One aspect that often draws people out to the country is the ability to own and operate a farm or a ranch. While many tv shows and movies show the glamorous parts of owning animals, make sure to do research if this is what brings you out of the city. Animals can be very fulfilling, and there's rarely a better feeling to be found than the one that comes from cooking with the vegetables you've grown and picked yourself. And, if fresh milk, cream, and eggs sound like something you'd like to have, then owning a ranch could be exactly what you need. It is, however, so important to recognize that the animals you buy are in your care. This means that owning a ranch may not be the best idea for an avid traveller, as finding a sitter for your herd of cattle whom you can trust to properly care for them while you are away can prove to be difficult. In addition, it's important to have a thick skin if you plan on raising animals- especially for meat. Sometimes, you may lose a cow and calf during birth, and it can be hard to bring Betsy to the butcher if you've grown attached to her. Ranching can be one of the most rewarding professions or hobbies, but it's not for the faint of heart.

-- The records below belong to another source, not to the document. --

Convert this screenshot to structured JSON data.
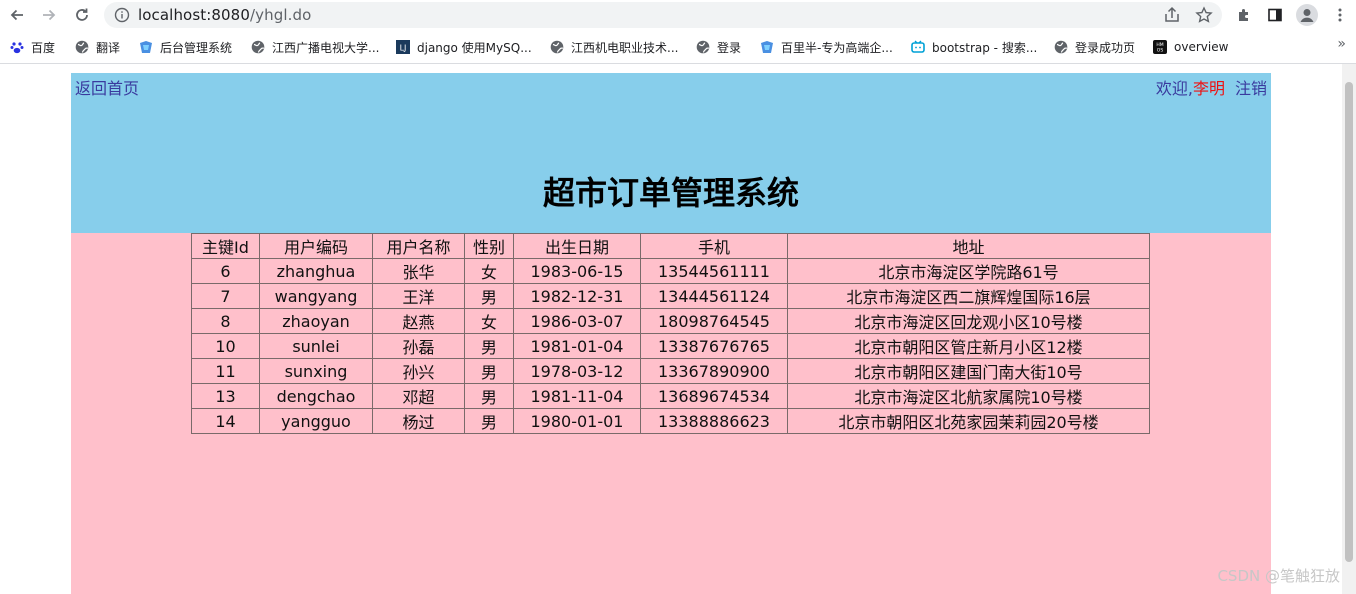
{
  "browser": {
    "url_host": "localhost:8080",
    "url_path": "/yhgl.do",
    "bookmarks": [
      {
        "label": "百度",
        "icon": "baidu-paw-icon"
      },
      {
        "label": "翻译",
        "icon": "globe-icon"
      },
      {
        "label": "后台管理系统",
        "icon": "bookmark-app-icon"
      },
      {
        "label": "江西广播电视大学...",
        "icon": "globe-icon"
      },
      {
        "label": "django 使用MySQ...",
        "icon": "lj-icon"
      },
      {
        "label": "江西机电职业技术...",
        "icon": "globe-icon"
      },
      {
        "label": "登录",
        "icon": "globe-icon"
      },
      {
        "label": "百里半-专为高端企...",
        "icon": "bookmark-app-icon"
      },
      {
        "label": "bootstrap - 搜索...",
        "icon": "tv-icon"
      },
      {
        "label": "登录成功页",
        "icon": "globe-icon"
      },
      {
        "label": "overview",
        "icon": "harmony-os-icon"
      }
    ],
    "bookmarks_more": "»"
  },
  "header": {
    "home_link": "返回首页",
    "welcome_prefix": "欢迎,",
    "username": "李明",
    "logout": "注销",
    "title": "超市订单管理系统"
  },
  "table": {
    "columns": [
      "主键Id",
      "用户编码",
      "用户名称",
      "性别",
      "出生日期",
      "手机",
      "地址"
    ],
    "rows": [
      [
        "6",
        "zhanghua",
        "张华",
        "女",
        "1983-06-15",
        "13544561111",
        "北京市海淀区学院路61号"
      ],
      [
        "7",
        "wangyang",
        "王洋",
        "男",
        "1982-12-31",
        "13444561124",
        "北京市海淀区西二旗辉煌国际16层"
      ],
      [
        "8",
        "zhaoyan",
        "赵燕",
        "女",
        "1986-03-07",
        "18098764545",
        "北京市海淀区回龙观小区10号楼"
      ],
      [
        "10",
        "sunlei",
        "孙磊",
        "男",
        "1981-01-04",
        "13387676765",
        "北京市朝阳区管庄新月小区12楼"
      ],
      [
        "11",
        "sunxing",
        "孙兴",
        "男",
        "1978-03-12",
        "13367890900",
        "北京市朝阳区建国门南大街10号"
      ],
      [
        "13",
        "dengchao",
        "邓超",
        "男",
        "1981-11-04",
        "13689674534",
        "北京市海淀区北航家属院10号楼"
      ],
      [
        "14",
        "yangguo",
        "杨过",
        "男",
        "1980-01-01",
        "13388886623",
        "北京市朝阳区北苑家园茉莉园20号楼"
      ]
    ]
  },
  "watermark": "CSDN @笔触狂放",
  "colors": {
    "header_bg": "#87ceeb",
    "content_bg": "#ffc0cb",
    "link": "#3a3a9e",
    "username": "#ee1111"
  }
}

If you find yourself outside after sundown, you will see one of the magnificent wonders that come with being out of the reach of the city's bright lights. Looking up, you will be able to see a gorgeous smattering of stars that you may have forgotten were there, now unencumbered by light pollution. Plus, if you aren't too close to the animals, you may be able to breathe in a breath of fresh air. City dwellers tend to get used to air pollutants, but the country breezes blow in clean air and that can be incredibly relaxing. (Disclaimer: cows smell bad, and so do pigs. Inhaling deeply when downwind of farm animals should be done with the knowledge that it won't likely be as pleasant as the aforementioned experience.)

Country life can be an awesome thing, but be aware that it may make allergies come to life that you didn't know existed previously. In the same vein, medical care is not as easily accessed in some farming areas as it is in the city. If you are someone who needs frequent trips to the doctor, prepare yourself to either travel for the care you need, or do research and interview the doctors available in your area. Going into a move with these things set in place prior to the move can help ease the transition. Similarly, the stores and shops available to you in the city might not be as accessible in a small town. Prepare to do some online shopping and possibly plan out your grocery trips to save time and gas when going to the store if it is far from you. This can be a good thing since you may be growing your own food and that will help to lessen your grocery bill.

Many farming towns have a great sense of community pride, and as such, they can be a very tightly knit group. After you've settled into a routine and are coming out of the adjustment period after moving, it may be a good idea to volunteer your time and talents in order to meet people. In city life, meeting people can be as simple as walking next door to say "hello". With a community that is so close as is often the case in rural areas, it can prove difficult to just pop in and meet people as your closest neighbor may be a mile or more down the lane. Plus, with volunteering, you are more likely to find out about fun celebrations in the town and may be able to meet people who are more interested in the same things as you. Once you've found some friends, rest assured that you will feel the incredible sense of community spirit that comes from being in a rural town.

Folks in the country are very good at making their own entertainment. If you live in the city and routinely go out to events and parties, brace yourself for the possibility that your new area may close up shops anywhere from 6 pm to 8 pm. Additionally, there may not be as many options for trying new restaurants and such, but don't think for a minute that there aren't cool things to do. The trade off is that there are many other types of activities, with an outdoor emphasis being high on the list. You can look forward to floating rivers and getting out the ATVs, hiking, biking, and learning to ride horses. Many towns have parades and celebrations for large holidays and even some smaller ones. Immerse yourself in the culture that is rural life, and you'll find yourself enjoying your new life in ways you wouldn't have dreamed in the city.

Moving out of a bustling metropolis can seem daunting, but if you are up for a new adventure, or longing to go back to an adventure that you've enjoyed in the past, then buckle up! Country living is a wild ride.